That’s not my life, though. Even if I had decided to go tonight, it would have taken thought and planning. I would have had to decide if I wanted to take my wheelchair–on a first date. I would have had to pack a bag for my Service Dog and made sure he didn’t overheat, have an accident, or cause a scene because he’s never been to a live music show. I would have had to make sure I had all of my dinnertime meds and a snack to take them with, plus any extra meds I might need in an emergency. I would have needed to take my sweater even though it’s 94 degrees today because I can’t regulate my body tempurature. I would have had to call my friend in Auburn to make sure she would be okay being on standby to come get me if my body crapped out and couldn’t handle being at the event the whole time. I’m sure I’m forgetting things as I’m typing this and also that this list is getting boring, but you get the point.
I am so sorry that I let my friend down by not being able to go with him to his show. But I’m also a little sorry for me. And that’s okay. I’m not ashamed of being sorry for me. Because it’s sad. It’s hard. I’m sorry that I missed out on a fun night. I’m sorry that I didn’t make new friends with his friends. I’m sorry that I’m not in the crowd clapping for him. I’m sorry that I got cute for no reason. I’m sorry that I’m not gonna get kissed tonight. I’m sorry that I keep letting people down when they want to make plans with me, and I’m sorry that I carry so much guilt for that when really I have no control over it.

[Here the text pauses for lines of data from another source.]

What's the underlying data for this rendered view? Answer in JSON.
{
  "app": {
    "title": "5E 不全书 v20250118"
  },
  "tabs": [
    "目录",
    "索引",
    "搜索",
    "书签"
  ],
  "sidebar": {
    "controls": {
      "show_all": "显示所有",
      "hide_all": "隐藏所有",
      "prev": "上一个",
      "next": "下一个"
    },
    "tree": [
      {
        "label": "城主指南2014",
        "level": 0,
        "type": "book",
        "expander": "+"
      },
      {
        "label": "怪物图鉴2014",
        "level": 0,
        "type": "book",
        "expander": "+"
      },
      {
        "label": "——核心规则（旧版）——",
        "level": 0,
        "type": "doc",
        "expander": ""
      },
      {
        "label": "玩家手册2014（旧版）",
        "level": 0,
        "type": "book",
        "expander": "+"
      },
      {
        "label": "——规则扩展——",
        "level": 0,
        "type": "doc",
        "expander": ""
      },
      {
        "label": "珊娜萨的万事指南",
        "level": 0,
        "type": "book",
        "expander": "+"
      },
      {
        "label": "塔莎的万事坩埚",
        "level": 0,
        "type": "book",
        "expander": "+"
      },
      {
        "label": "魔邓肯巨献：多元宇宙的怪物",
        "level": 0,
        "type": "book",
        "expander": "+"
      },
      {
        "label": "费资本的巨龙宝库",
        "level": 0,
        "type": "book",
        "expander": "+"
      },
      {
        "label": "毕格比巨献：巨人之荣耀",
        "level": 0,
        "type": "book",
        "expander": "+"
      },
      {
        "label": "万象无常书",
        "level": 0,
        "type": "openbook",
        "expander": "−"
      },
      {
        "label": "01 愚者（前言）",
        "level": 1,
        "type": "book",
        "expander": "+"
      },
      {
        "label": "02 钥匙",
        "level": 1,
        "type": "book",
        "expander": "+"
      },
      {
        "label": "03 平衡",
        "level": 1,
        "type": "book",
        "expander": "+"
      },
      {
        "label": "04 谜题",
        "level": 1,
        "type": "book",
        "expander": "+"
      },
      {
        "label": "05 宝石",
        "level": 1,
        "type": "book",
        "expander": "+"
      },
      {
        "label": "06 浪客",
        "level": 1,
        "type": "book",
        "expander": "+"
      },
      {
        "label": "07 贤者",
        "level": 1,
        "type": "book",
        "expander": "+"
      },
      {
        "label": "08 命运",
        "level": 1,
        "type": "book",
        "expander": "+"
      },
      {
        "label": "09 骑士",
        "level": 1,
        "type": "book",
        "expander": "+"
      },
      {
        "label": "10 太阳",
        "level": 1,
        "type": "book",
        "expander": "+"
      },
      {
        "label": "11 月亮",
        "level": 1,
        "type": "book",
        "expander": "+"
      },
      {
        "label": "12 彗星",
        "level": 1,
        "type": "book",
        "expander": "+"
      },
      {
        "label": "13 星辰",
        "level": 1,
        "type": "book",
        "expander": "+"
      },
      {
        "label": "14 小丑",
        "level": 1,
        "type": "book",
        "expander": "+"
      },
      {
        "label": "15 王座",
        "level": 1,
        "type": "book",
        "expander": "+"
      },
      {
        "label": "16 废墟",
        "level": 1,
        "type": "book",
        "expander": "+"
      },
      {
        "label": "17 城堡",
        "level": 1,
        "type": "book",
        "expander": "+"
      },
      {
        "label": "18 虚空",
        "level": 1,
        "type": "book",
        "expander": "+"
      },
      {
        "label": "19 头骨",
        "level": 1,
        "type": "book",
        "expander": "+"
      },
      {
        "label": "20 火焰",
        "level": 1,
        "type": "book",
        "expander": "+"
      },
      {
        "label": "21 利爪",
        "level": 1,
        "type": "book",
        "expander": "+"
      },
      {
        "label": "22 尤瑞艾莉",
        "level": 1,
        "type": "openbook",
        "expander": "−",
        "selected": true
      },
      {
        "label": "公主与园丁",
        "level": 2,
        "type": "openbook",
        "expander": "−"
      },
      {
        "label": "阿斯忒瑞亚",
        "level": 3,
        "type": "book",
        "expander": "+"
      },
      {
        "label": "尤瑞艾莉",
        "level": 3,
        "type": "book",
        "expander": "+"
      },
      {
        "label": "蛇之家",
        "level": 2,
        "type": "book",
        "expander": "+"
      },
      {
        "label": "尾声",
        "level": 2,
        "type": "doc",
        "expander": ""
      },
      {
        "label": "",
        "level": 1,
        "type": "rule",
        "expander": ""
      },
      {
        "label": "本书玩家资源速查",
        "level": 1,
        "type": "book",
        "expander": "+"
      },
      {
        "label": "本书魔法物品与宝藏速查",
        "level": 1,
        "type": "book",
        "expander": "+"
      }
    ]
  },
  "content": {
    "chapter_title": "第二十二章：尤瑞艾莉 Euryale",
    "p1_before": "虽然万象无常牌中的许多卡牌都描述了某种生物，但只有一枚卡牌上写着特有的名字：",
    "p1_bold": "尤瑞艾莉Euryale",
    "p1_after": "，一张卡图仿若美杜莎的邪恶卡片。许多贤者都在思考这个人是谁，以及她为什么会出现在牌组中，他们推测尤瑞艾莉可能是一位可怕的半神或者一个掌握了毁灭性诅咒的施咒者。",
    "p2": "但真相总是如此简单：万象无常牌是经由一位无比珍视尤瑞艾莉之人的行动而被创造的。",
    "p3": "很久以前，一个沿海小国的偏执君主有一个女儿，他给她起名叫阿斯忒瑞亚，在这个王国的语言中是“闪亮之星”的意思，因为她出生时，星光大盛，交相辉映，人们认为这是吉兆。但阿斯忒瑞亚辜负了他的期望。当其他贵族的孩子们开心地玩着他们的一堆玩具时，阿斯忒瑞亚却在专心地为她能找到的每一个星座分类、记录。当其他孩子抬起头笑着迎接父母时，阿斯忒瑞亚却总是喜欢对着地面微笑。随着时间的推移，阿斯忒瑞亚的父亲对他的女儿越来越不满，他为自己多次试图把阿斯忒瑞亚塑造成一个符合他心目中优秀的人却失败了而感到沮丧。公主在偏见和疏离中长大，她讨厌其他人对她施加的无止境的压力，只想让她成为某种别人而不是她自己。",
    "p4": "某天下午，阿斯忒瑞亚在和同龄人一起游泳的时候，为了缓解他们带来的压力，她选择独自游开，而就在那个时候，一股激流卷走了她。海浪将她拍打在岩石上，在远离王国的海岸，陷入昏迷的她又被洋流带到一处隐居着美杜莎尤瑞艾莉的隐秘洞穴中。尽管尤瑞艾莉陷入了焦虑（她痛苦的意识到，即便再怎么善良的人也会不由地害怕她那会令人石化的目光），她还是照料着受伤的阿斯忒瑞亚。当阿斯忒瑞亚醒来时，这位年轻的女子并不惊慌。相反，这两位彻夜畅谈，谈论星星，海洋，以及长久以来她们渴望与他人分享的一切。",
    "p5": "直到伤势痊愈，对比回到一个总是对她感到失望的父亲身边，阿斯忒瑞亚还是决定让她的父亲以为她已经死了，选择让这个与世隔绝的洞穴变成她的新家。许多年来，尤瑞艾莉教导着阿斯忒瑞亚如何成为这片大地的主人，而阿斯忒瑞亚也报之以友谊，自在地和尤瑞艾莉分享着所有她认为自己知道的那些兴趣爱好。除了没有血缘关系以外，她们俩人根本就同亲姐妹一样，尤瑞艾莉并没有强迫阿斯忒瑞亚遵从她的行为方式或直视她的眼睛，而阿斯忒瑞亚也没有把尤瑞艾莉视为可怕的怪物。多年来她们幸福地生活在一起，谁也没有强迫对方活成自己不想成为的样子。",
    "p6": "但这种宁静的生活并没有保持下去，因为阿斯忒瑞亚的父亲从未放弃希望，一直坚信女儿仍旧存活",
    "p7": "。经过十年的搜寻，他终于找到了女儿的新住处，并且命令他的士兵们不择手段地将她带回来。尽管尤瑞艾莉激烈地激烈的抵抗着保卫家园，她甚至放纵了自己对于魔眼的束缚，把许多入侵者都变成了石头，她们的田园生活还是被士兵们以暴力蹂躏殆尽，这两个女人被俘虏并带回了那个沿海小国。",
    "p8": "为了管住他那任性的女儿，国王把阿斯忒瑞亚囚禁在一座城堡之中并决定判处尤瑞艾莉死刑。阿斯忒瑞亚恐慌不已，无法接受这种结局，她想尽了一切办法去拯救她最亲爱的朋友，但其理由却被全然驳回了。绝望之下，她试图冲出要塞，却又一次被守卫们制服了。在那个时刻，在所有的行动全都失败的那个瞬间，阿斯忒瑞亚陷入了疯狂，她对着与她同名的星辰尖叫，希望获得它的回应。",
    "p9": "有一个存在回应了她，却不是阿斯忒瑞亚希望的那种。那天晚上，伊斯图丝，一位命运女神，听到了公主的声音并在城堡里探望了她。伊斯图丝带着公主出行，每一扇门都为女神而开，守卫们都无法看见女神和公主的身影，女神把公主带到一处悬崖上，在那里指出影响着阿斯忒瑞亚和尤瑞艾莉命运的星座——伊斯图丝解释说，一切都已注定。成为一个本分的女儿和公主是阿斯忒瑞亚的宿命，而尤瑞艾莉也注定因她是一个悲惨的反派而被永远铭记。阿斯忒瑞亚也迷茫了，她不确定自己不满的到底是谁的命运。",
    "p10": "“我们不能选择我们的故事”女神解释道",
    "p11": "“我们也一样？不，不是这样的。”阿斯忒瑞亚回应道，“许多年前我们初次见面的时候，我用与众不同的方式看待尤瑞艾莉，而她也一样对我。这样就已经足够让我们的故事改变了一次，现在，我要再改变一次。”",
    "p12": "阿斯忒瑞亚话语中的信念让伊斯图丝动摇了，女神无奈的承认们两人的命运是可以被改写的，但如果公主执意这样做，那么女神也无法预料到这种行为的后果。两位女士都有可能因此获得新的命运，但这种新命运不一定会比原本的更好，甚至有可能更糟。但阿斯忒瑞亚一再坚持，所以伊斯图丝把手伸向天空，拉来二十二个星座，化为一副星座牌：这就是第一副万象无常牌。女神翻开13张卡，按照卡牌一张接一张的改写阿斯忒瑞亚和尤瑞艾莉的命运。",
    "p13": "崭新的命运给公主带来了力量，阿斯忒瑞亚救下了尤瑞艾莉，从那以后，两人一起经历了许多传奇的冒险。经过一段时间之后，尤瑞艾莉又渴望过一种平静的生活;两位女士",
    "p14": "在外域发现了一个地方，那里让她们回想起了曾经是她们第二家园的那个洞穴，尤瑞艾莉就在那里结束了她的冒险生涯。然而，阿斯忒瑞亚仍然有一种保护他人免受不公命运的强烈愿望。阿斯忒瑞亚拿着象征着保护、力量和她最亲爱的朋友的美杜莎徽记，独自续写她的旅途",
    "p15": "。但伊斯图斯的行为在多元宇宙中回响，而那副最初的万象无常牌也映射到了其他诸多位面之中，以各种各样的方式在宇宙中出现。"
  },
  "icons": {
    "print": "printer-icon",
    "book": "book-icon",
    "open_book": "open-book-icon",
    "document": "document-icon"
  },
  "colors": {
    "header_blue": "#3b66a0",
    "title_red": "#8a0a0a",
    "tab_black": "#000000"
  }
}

I’m sorry, Mark.
But, Emma, darling, I am so fucking sorry.
2 thoughts on “I’m Sorry”
Oh Emma. I am so sorry. You have so accurately described my life also, but the difference is I am 69 years old and didn’t become sick until I was in my 50’s and have already had the opportunity to do all the things you are not able to do. I hope that your friend will play here and that you will be able to go hear him. But most of all I hope that he will understand your limitations and accept them as part of you and still want to get to know you. Having friends is hard when you can’t ever make definite plans because you don’t know what the day will bring. But there are friends out there who have the ability to love you – all of you – even Judas. My wish for you is that you will find more friends, young men and women, who can love you for the wonderful woman you are. Hugs and peace.
Oh, and by the way, you did look super cute!!!